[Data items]
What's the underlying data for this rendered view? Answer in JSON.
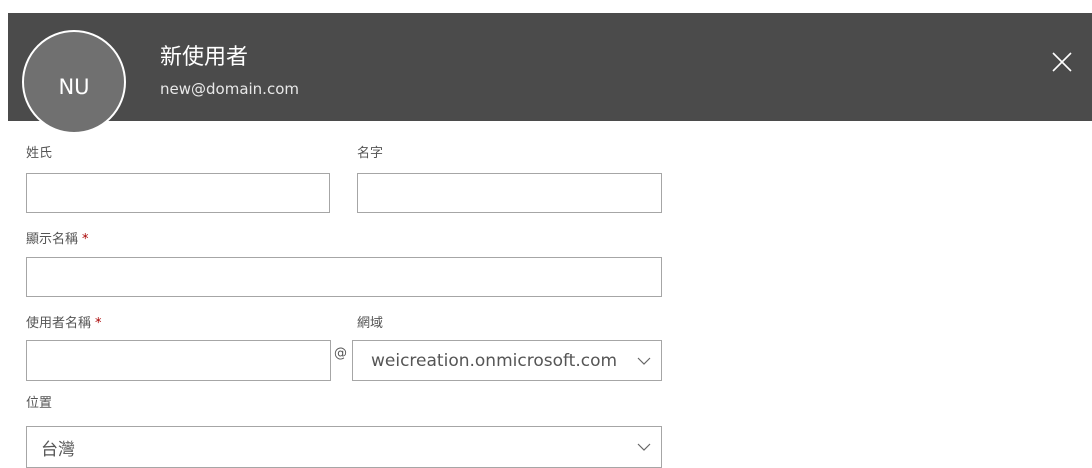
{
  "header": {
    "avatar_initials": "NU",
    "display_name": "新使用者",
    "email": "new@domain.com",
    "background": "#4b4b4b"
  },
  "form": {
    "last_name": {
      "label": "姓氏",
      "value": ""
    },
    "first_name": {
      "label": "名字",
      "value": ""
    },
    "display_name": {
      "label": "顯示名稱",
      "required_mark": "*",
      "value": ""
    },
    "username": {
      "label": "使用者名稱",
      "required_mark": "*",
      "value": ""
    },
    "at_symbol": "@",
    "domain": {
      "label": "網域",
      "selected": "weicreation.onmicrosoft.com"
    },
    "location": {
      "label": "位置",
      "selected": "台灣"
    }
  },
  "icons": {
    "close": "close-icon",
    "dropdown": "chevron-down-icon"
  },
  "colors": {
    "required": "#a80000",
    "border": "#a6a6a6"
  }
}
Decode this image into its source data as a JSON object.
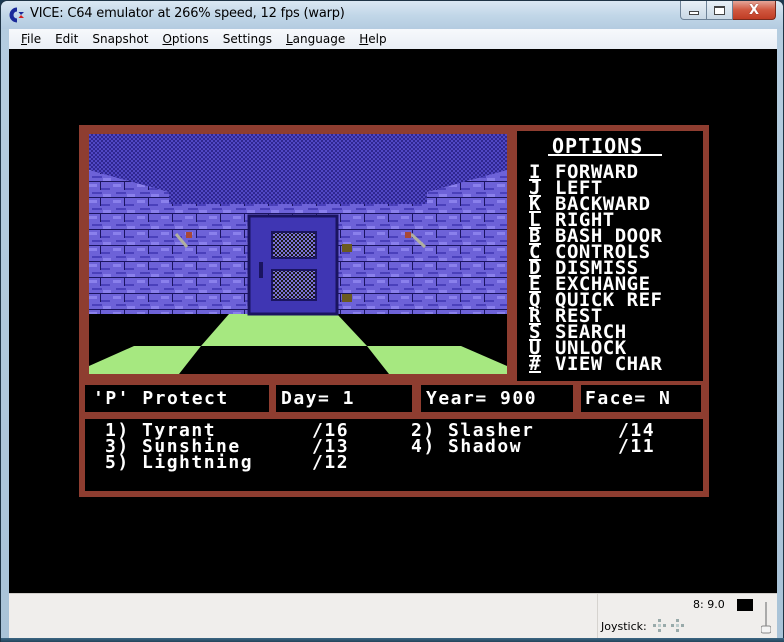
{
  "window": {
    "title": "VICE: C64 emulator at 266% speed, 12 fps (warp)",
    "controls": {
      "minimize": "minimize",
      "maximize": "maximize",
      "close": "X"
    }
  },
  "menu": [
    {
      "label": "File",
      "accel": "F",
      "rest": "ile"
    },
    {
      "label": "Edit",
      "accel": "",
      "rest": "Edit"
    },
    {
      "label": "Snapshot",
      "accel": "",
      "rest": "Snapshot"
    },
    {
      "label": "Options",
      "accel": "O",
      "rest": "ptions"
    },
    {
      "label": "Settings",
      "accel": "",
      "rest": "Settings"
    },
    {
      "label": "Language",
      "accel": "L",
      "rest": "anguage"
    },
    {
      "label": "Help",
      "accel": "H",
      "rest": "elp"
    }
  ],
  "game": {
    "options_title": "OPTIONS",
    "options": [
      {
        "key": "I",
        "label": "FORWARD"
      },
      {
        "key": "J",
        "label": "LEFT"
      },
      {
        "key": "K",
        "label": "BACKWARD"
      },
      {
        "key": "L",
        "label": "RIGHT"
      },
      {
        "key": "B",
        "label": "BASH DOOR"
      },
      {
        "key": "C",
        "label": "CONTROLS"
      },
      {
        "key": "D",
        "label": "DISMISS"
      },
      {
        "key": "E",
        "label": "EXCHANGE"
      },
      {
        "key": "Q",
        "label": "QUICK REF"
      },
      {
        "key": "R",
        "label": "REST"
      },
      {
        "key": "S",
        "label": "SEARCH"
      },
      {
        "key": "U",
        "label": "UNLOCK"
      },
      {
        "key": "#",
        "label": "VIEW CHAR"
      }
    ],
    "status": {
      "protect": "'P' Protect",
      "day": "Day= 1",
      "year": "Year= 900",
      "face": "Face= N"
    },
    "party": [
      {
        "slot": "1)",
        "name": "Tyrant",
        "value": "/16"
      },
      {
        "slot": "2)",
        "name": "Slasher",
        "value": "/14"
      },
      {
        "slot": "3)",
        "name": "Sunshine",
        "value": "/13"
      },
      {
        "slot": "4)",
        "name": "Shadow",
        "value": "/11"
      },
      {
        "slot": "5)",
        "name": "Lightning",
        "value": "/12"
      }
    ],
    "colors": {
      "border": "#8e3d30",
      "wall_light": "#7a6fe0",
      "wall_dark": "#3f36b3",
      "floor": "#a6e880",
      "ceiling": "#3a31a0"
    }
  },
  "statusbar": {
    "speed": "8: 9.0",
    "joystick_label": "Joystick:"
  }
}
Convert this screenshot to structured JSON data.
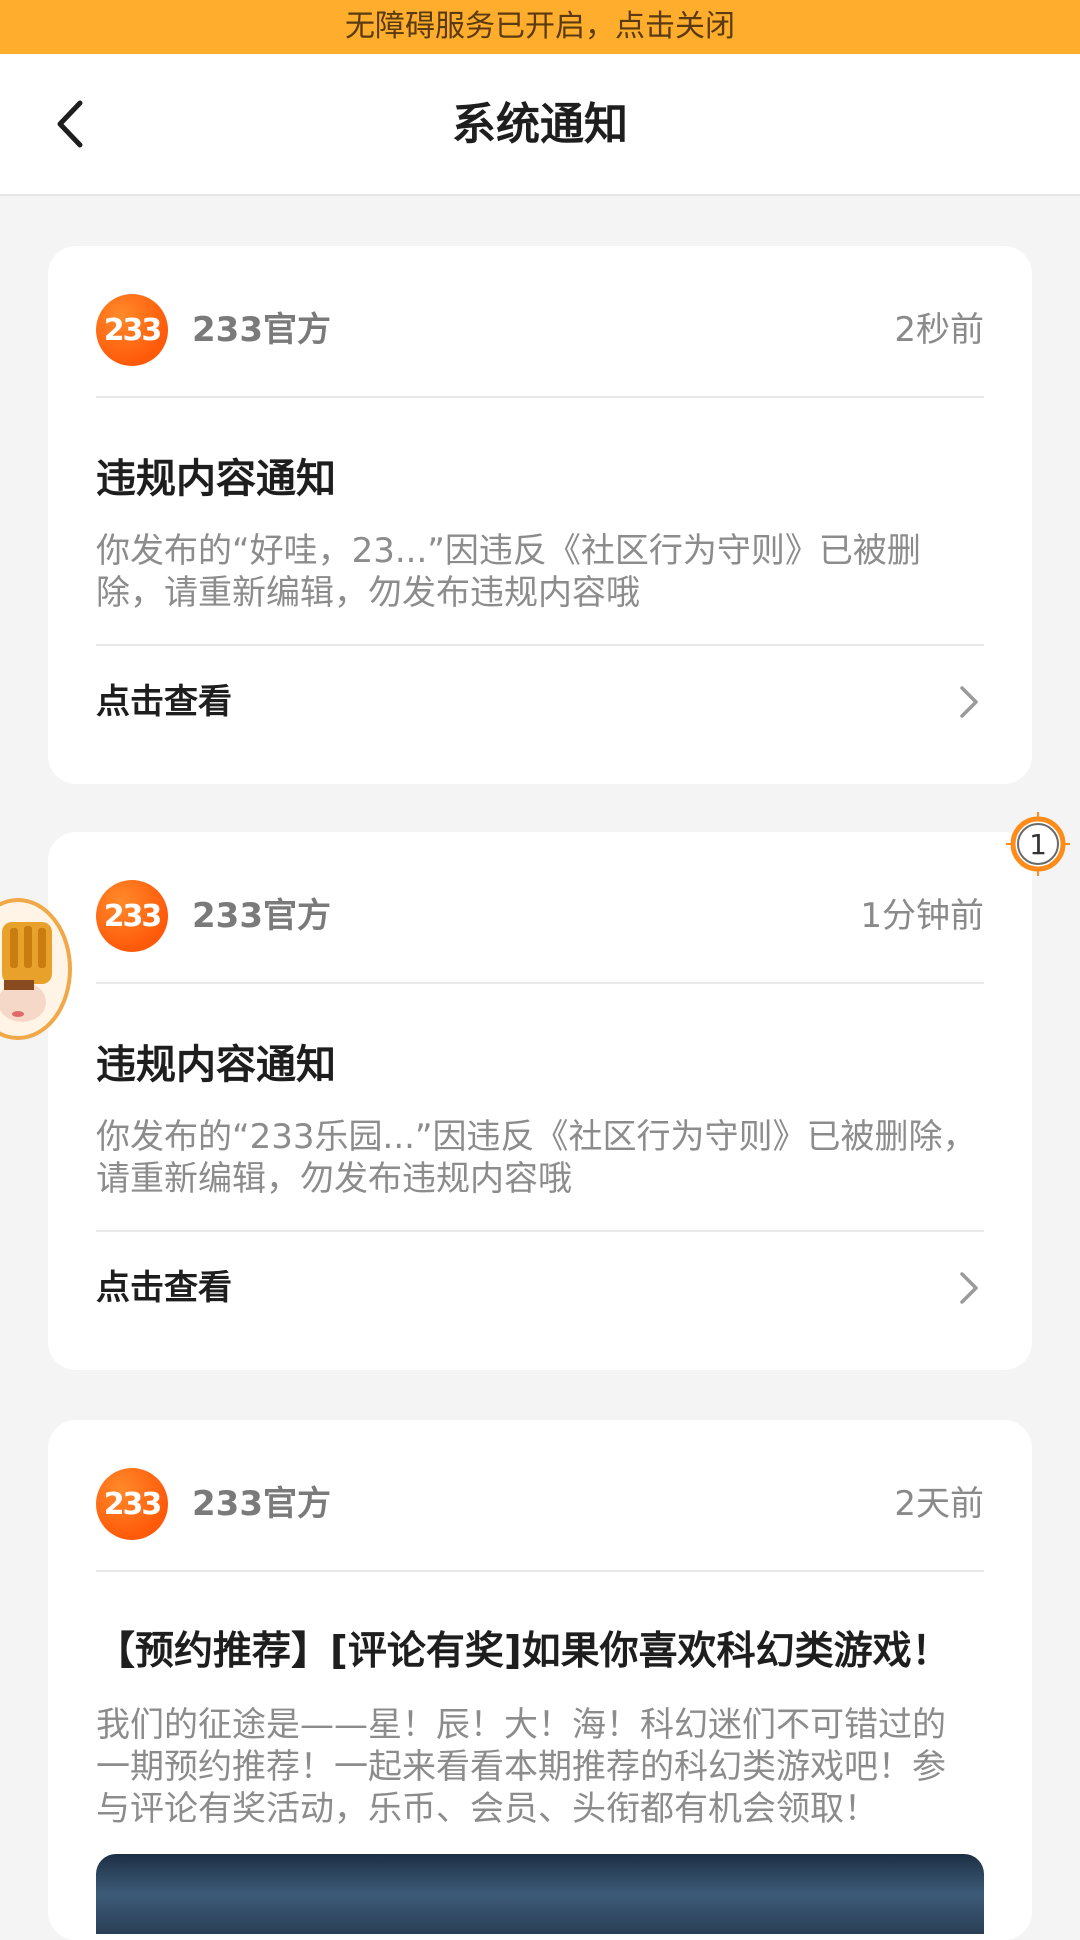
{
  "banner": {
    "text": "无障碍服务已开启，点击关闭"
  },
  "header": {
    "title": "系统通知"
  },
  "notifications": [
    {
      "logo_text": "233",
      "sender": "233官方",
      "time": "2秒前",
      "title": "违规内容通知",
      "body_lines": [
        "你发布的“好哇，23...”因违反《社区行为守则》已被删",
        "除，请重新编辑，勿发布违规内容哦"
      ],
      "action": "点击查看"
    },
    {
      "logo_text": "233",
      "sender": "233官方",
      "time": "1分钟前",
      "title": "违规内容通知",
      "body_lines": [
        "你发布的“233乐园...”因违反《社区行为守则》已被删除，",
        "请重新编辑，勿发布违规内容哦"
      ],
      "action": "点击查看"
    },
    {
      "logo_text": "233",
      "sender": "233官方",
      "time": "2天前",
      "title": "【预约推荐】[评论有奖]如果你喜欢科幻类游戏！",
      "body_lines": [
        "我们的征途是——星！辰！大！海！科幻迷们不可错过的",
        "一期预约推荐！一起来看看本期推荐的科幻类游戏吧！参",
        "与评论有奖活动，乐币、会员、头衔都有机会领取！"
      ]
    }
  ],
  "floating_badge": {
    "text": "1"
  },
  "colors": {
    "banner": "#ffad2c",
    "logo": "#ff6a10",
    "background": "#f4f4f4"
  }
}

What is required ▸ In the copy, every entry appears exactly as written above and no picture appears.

Result ▸
What's the underlying data for this rendered view? Answer in JSON.
{
  "header": {
    "avatar_initials": "NU",
    "display_name": "新使用者",
    "email": "new@domain.com",
    "background": "#4b4b4b"
  },
  "form": {
    "last_name": {
      "label": "姓氏",
      "value": ""
    },
    "first_name": {
      "label": "名字",
      "value": ""
    },
    "display_name": {
      "label": "顯示名稱",
      "required_mark": "*",
      "value": ""
    },
    "username": {
      "label": "使用者名稱",
      "required_mark": "*",
      "value": ""
    },
    "at_symbol": "@",
    "domain": {
      "label": "網域",
      "selected": "weicreation.onmicrosoft.com"
    },
    "location": {
      "label": "位置",
      "selected": "台灣"
    }
  },
  "icons": {
    "close": "close-icon",
    "dropdown": "chevron-down-icon"
  },
  "colors": {
    "required": "#a80000",
    "border": "#a6a6a6"
  }
}
Decode this image into its source data as a JSON object.
{
  "window": {
    "title": "VICE: C64 emulator at 266% speed, 12 fps (warp)",
    "controls": {
      "minimize": "minimize",
      "maximize": "maximize",
      "close": "X"
    }
  },
  "menu": [
    {
      "label": "File",
      "accel": "F",
      "rest": "ile"
    },
    {
      "label": "Edit",
      "accel": "",
      "rest": "Edit"
    },
    {
      "label": "Snapshot",
      "accel": "",
      "rest": "Snapshot"
    },
    {
      "label": "Options",
      "accel": "O",
      "rest": "ptions"
    },
    {
      "label": "Settings",
      "accel": "",
      "rest": "Settings"
    },
    {
      "label": "Language",
      "accel": "L",
      "rest": "anguage"
    },
    {
      "label": "Help",
      "accel": "H",
      "rest": "elp"
    }
  ],
  "game": {
    "options_title": "OPTIONS",
    "options": [
      {
        "key": "I",
        "label": "FORWARD"
      },
      {
        "key": "J",
        "label": "LEFT"
      },
      {
        "key": "K",
        "label": "BACKWARD"
      },
      {
        "key": "L",
        "label": "RIGHT"
      },
      {
        "key": "B",
        "label": "BASH DOOR"
      },
      {
        "key": "C",
        "label": "CONTROLS"
      },
      {
        "key": "D",
        "label": "DISMISS"
      },
      {
        "key": "E",
        "label": "EXCHANGE"
      },
      {
        "key": "Q",
        "label": "QUICK REF"
      },
      {
        "key": "R",
        "label": "REST"
      },
      {
        "key": "S",
        "label": "SEARCH"
      },
      {
        "key": "U",
        "label": "UNLOCK"
      },
      {
        "key": "#",
        "label": "VIEW CHAR"
      }
    ],
    "status": {
      "protect": "'P' Protect",
      "day": "Day= 1",
      "year": "Year= 900",
      "face": "Face= N"
    },
    "party": [
      {
        "slot": "1)",
        "name": "Tyrant",
        "value": "/16"
      },
      {
        "slot": "2)",
        "name": "Slasher",
        "value": "/14"
      },
      {
        "slot": "3)",
        "name": "Sunshine",
        "value": "/13"
      },
      {
        "slot": "4)",
        "name": "Shadow",
        "value": "/11"
      },
      {
        "slot": "5)",
        "name": "Lightning",
        "value": "/12"
      }
    ],
    "colors": {
      "border": "#8e3d30",
      "wall_light": "#7a6fe0",
      "wall_dark": "#3f36b3",
      "floor": "#a6e880",
      "ceiling": "#3a31a0"
    }
  },
  "statusbar": {
    "speed": "8: 9.0",
    "joystick_label": "Joystick:"
  }
}
Convert this screenshot to structured JSON data.
{
  "banner": {
    "text": "无障碍服务已开启，点击关闭"
  },
  "header": {
    "title": "系统通知"
  },
  "notifications": [
    {
      "logo_text": "233",
      "sender": "233官方",
      "time": "2秒前",
      "title": "违规内容通知",
      "body_lines": [
        "你发布的“好哇，23...”因违反《社区行为守则》已被删",
        "除，请重新编辑，勿发布违规内容哦"
      ],
      "action": "点击查看"
    },
    {
      "logo_text": "233",
      "sender": "233官方",
      "time": "1分钟前",
      "title": "违规内容通知",
      "body_lines": [
        "你发布的“233乐园...”因违反《社区行为守则》已被删除，",
        "请重新编辑，勿发布违规内容哦"
      ],
      "action": "点击查看"
    },
    {
      "logo_text": "233",
      "sender": "233官方",
      "time": "2天前",
      "title": "【预约推荐】[评论有奖]如果你喜欢科幻类游戏！",
      "body_lines": [
        "我们的征途是——星！辰！大！海！科幻迷们不可错过的",
        "一期预约推荐！一起来看看本期推荐的科幻类游戏吧！参",
        "与评论有奖活动，乐币、会员、头衔都有机会领取！"
      ]
    }
  ],
  "floating_badge": {
    "text": "1"
  },
  "colors": {
    "banner": "#ffad2c",
    "logo": "#ff6a10",
    "background": "#f4f4f4"
  }
}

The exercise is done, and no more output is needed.